Where in the records does the word "true" occur? Copy each line in which it does.

○ ○ ○ ○ ○ ○ ○

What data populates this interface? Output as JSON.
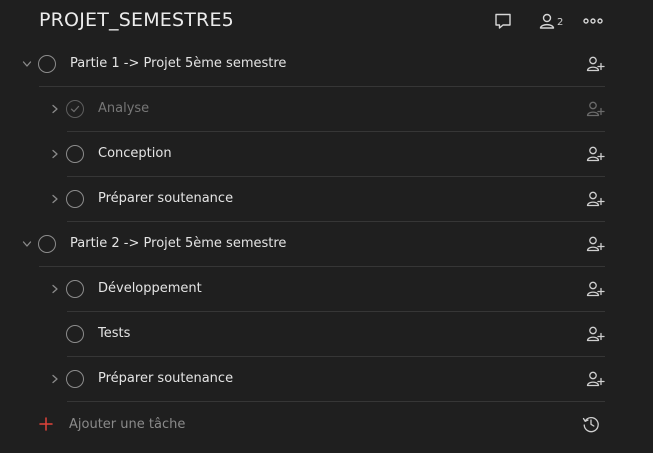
{
  "header": {
    "title": "PROJET_SEMESTRE5",
    "comment_icon": "comment-icon",
    "members_icon": "person-icon",
    "members_count": "2",
    "more_icon": "ellipsis-icon"
  },
  "colors": {
    "background": "#1f1f1f",
    "divider": "#363636",
    "text": "#e4e4e4",
    "muted_text": "#777777",
    "add_plus": "#e0433a"
  },
  "tasks": [
    {
      "label": "Partie 1 -> Projet 5ème semestre",
      "level": 0,
      "expanded": true,
      "completed": false
    },
    {
      "label": "Analyse",
      "level": 1,
      "expanded": false,
      "completed": true
    },
    {
      "label": "Conception",
      "level": 1,
      "expanded": false,
      "completed": false
    },
    {
      "label": "Préparer soutenance",
      "level": 1,
      "expanded": false,
      "completed": false
    },
    {
      "label": "Partie 2 -> Projet 5ème semestre",
      "level": 0,
      "expanded": true,
      "completed": false
    },
    {
      "label": "Développement",
      "level": 1,
      "expanded": false,
      "completed": false
    },
    {
      "label": "Tests",
      "level": 1,
      "expanded": false,
      "completed": false,
      "no_subtasks": true
    },
    {
      "label": "Préparer soutenance",
      "level": 1,
      "expanded": false,
      "completed": false
    }
  ],
  "add_task": {
    "label": "Ajouter une tâche",
    "plus_icon": "plus-icon",
    "history_icon": "history-icon"
  }
}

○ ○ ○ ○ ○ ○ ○

ANSWER BELOW:
      "expanded": true,
      "completed": true
      "expanded": true,
      "no_subtasks": true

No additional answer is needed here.